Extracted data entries

————

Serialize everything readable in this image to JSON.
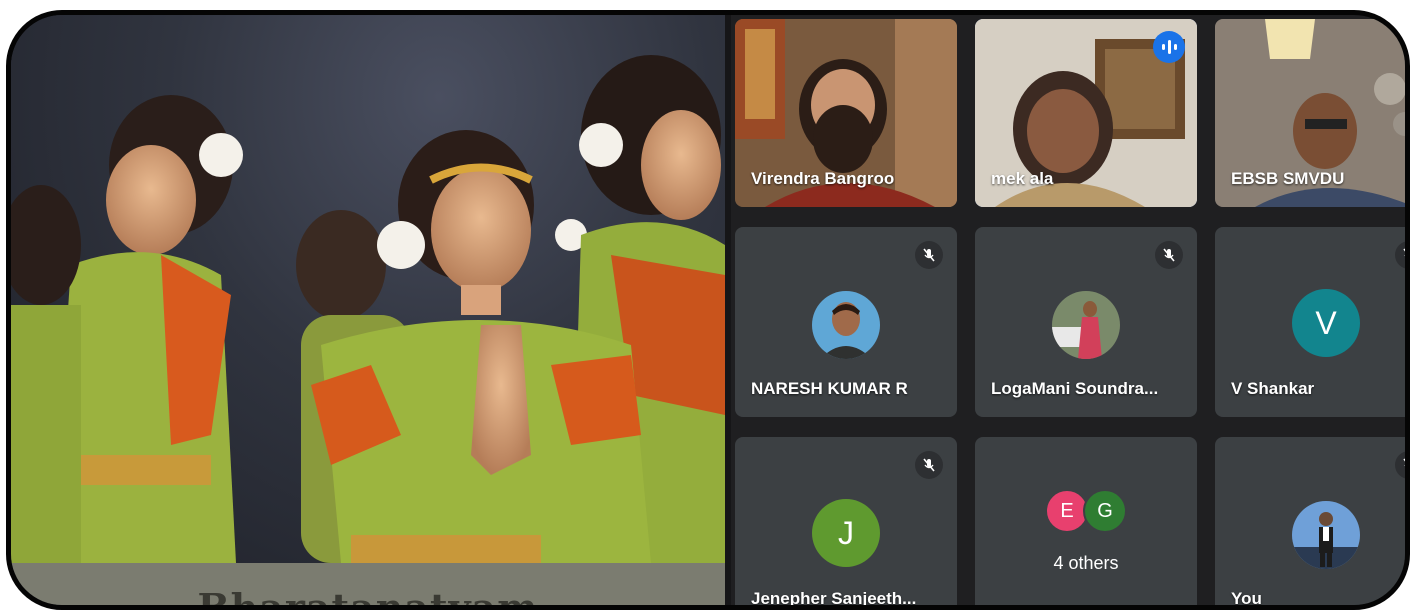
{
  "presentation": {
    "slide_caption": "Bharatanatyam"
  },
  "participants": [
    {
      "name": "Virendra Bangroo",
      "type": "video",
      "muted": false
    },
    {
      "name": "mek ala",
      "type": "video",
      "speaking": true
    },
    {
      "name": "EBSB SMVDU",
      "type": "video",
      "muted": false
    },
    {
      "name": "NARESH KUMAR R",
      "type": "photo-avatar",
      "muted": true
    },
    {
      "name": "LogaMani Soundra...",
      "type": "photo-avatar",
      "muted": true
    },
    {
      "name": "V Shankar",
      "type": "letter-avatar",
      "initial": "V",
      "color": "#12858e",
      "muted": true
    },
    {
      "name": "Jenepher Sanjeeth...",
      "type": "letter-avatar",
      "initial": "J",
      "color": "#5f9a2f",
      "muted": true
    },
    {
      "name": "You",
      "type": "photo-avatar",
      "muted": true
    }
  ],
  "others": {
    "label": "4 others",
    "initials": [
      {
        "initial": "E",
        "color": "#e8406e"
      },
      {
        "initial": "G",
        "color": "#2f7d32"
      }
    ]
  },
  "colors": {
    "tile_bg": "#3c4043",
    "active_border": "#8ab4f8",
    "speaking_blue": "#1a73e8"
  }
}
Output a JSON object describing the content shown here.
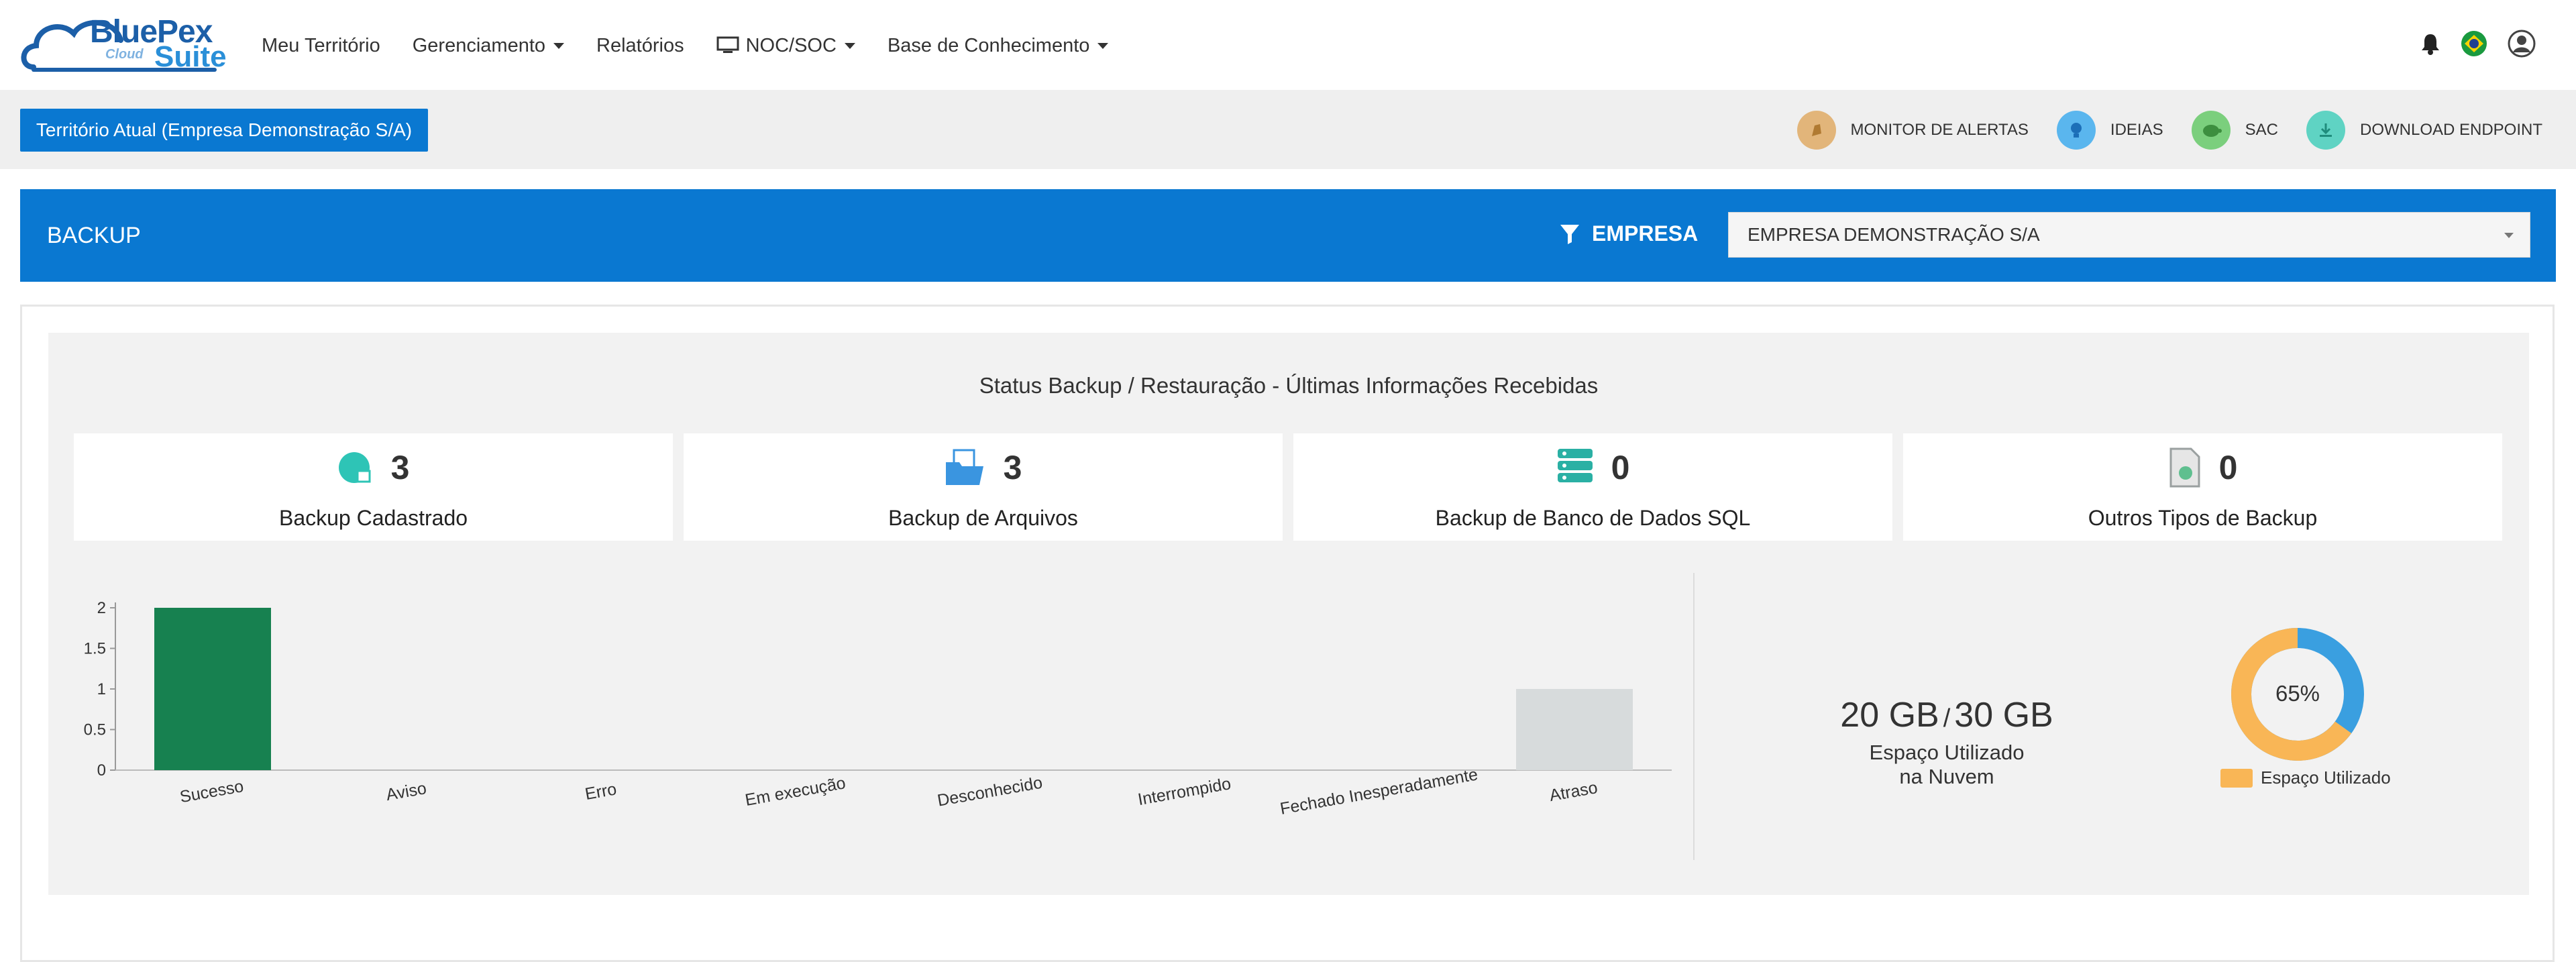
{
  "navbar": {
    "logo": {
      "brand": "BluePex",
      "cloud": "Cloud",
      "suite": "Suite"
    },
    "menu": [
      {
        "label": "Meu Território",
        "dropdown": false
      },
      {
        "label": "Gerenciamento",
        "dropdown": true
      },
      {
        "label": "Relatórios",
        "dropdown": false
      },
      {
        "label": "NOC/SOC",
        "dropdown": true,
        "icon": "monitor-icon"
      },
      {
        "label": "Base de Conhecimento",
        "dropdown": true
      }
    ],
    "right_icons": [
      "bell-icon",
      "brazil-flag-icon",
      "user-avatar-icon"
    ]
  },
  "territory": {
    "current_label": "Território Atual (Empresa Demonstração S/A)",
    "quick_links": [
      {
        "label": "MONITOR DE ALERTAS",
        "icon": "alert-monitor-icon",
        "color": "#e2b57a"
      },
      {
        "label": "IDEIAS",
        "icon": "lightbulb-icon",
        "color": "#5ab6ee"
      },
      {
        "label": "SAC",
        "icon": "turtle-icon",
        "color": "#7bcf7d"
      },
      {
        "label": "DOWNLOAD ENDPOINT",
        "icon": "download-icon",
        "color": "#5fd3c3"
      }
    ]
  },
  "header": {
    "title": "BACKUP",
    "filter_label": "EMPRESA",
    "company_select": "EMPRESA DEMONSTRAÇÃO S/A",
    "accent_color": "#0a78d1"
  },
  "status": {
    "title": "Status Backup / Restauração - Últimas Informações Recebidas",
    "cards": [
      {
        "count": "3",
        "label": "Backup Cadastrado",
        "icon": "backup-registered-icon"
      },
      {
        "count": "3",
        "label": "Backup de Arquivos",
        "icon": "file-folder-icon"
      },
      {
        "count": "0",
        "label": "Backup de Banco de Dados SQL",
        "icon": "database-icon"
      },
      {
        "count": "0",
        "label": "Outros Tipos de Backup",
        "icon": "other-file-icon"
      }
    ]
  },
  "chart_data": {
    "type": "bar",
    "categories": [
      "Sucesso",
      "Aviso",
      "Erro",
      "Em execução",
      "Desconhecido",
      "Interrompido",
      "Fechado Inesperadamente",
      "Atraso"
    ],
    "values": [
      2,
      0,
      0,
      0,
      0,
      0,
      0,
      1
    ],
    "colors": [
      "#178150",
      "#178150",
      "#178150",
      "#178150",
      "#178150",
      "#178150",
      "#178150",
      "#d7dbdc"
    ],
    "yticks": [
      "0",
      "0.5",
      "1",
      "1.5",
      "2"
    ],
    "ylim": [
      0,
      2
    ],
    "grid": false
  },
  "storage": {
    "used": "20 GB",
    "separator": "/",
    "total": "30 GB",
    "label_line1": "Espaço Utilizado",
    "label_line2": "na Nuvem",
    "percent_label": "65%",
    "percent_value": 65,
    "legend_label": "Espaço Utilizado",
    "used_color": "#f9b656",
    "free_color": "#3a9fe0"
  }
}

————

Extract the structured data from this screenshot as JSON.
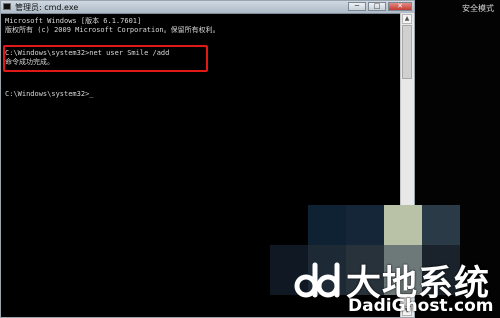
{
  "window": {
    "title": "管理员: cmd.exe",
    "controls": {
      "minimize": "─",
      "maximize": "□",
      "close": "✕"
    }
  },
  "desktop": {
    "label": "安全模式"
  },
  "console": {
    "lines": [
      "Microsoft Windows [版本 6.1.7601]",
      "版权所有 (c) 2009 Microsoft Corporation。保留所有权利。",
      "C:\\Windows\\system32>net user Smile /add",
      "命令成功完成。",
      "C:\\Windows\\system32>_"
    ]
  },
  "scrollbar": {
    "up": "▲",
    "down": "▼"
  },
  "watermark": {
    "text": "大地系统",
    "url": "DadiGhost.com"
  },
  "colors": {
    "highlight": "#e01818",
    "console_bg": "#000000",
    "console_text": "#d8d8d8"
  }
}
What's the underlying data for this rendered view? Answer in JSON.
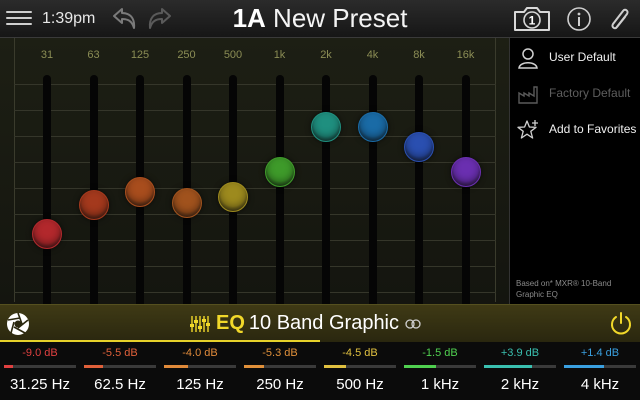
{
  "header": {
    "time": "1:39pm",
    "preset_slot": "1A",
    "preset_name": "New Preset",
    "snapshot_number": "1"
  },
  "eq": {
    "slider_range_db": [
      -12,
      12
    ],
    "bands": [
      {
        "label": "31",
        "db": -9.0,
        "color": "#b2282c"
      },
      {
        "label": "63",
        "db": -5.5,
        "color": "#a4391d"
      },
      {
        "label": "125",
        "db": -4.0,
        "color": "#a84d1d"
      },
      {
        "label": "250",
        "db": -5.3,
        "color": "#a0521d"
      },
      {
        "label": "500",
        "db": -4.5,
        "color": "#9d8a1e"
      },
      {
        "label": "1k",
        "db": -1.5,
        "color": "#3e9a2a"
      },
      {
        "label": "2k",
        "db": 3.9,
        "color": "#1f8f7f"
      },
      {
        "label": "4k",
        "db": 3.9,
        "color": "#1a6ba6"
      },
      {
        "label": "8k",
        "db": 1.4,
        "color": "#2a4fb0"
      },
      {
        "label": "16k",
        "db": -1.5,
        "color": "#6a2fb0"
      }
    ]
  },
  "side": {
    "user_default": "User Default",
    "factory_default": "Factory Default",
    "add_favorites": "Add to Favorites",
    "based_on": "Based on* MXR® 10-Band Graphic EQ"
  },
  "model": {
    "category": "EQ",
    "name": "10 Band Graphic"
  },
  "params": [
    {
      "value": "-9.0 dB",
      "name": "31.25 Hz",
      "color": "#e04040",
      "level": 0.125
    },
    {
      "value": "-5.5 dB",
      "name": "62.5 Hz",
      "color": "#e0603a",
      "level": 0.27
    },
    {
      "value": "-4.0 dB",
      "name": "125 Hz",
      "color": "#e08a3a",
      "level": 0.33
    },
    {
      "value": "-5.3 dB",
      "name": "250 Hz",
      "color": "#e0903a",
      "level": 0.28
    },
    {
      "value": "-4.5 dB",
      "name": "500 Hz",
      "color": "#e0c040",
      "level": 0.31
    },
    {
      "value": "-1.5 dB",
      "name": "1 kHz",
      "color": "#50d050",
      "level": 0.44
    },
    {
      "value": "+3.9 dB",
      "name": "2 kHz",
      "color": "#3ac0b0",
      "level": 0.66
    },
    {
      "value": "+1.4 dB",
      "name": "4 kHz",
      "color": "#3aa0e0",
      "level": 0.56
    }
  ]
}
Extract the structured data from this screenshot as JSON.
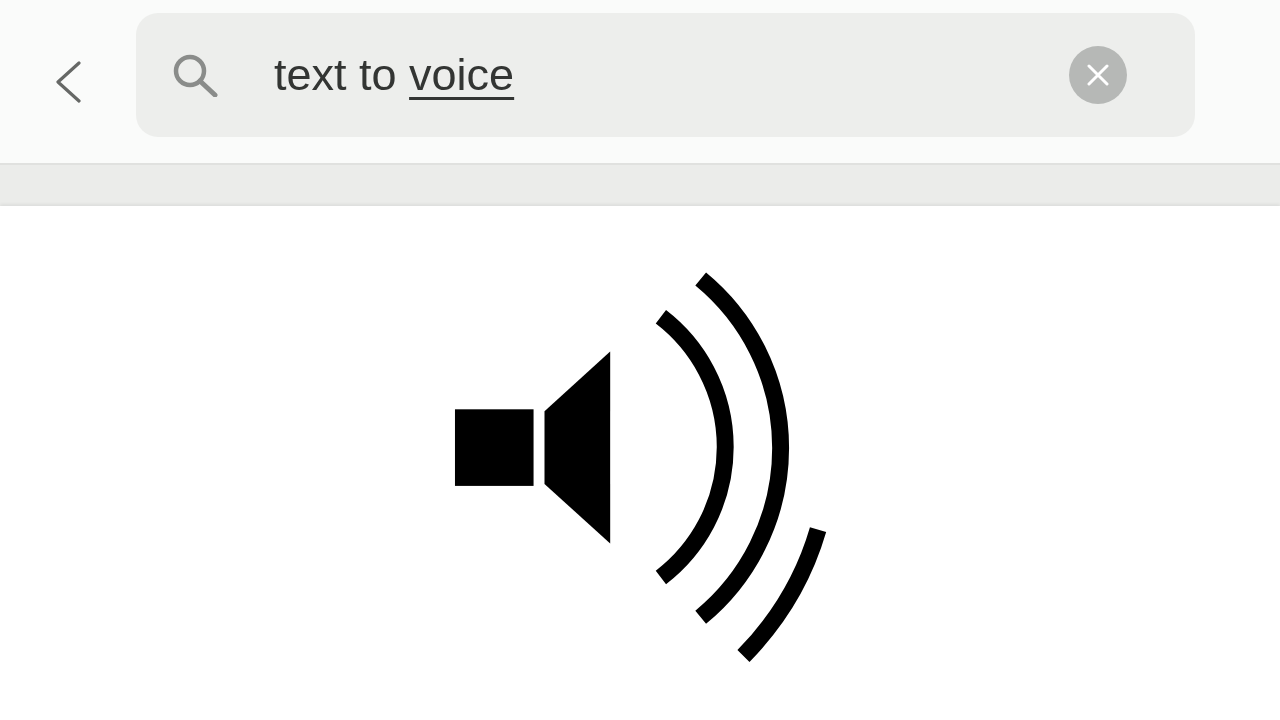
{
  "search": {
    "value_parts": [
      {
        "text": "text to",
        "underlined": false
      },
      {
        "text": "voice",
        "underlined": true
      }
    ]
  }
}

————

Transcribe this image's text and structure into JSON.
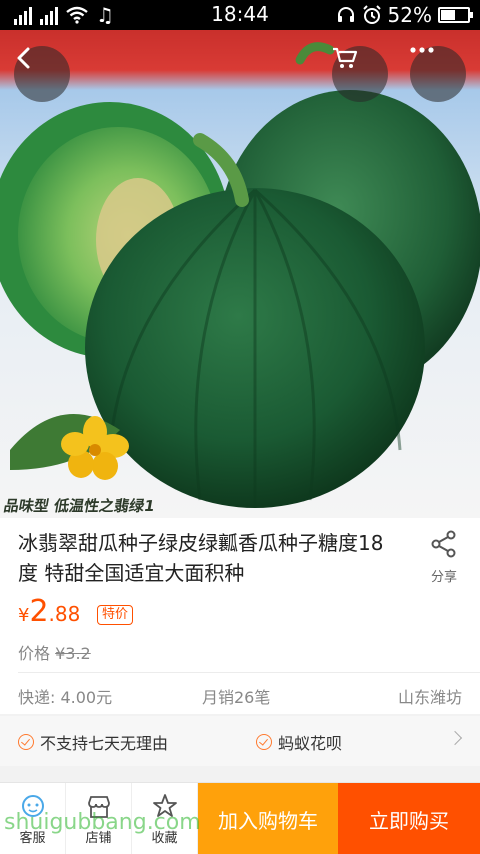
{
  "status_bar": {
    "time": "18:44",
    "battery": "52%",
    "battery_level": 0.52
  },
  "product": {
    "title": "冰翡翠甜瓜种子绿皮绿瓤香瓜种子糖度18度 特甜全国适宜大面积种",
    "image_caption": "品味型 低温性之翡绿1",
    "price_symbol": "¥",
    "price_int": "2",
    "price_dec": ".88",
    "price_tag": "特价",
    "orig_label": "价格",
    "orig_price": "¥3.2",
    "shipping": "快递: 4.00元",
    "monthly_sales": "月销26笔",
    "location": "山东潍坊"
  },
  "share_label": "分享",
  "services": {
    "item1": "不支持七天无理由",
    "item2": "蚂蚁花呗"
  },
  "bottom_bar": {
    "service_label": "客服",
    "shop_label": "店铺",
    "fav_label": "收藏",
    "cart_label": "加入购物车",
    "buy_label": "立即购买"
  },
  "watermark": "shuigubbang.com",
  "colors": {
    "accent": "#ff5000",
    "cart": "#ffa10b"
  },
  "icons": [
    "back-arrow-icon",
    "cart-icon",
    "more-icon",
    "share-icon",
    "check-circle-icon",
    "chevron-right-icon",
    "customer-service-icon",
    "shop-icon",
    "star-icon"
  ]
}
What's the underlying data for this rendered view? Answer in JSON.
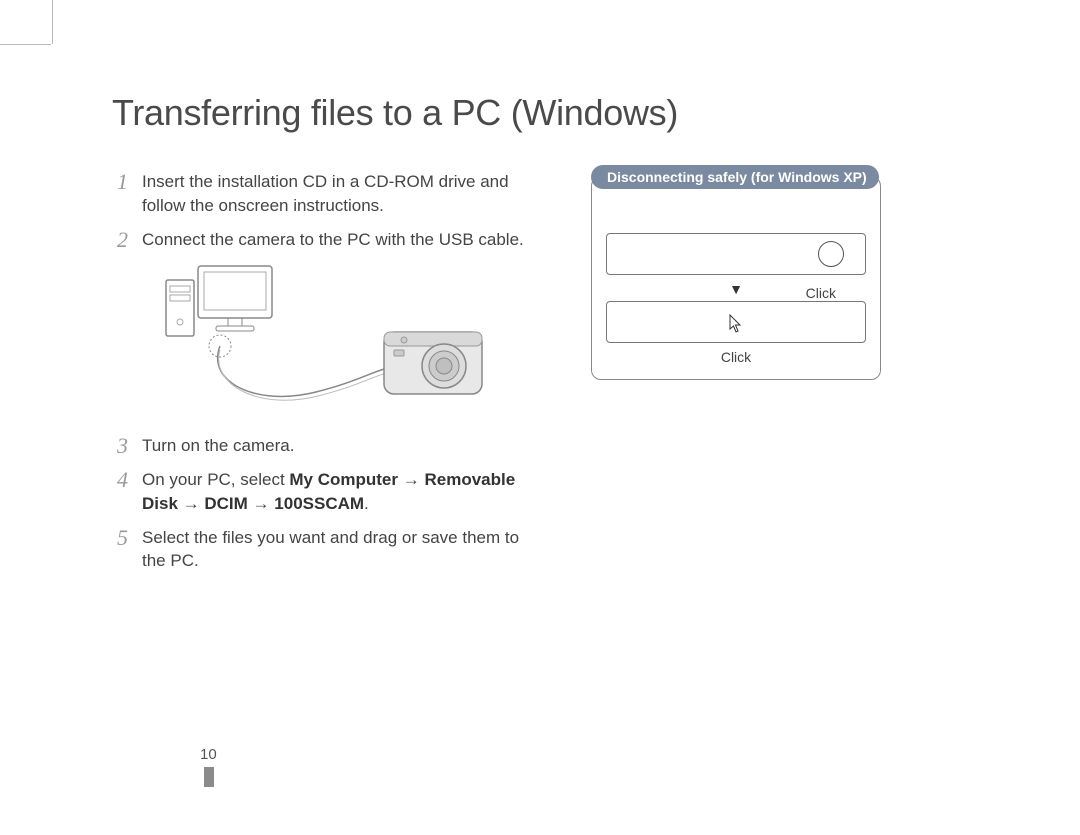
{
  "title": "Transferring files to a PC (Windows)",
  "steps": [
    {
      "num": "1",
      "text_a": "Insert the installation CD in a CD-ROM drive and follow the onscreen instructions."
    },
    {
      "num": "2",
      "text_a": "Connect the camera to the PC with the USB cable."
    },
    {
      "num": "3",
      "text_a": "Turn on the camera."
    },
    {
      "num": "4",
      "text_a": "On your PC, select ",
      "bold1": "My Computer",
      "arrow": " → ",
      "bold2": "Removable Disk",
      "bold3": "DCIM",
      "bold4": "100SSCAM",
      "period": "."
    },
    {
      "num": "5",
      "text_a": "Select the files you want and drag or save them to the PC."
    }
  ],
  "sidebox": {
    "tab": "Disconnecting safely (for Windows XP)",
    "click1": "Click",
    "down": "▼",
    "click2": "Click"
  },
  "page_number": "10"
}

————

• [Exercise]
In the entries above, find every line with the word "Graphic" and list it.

• [Answer for this exercise]
    "based_on": "Based on* MXR® 10-Band Graphic EQ"
    "name": "10 Band Graphic"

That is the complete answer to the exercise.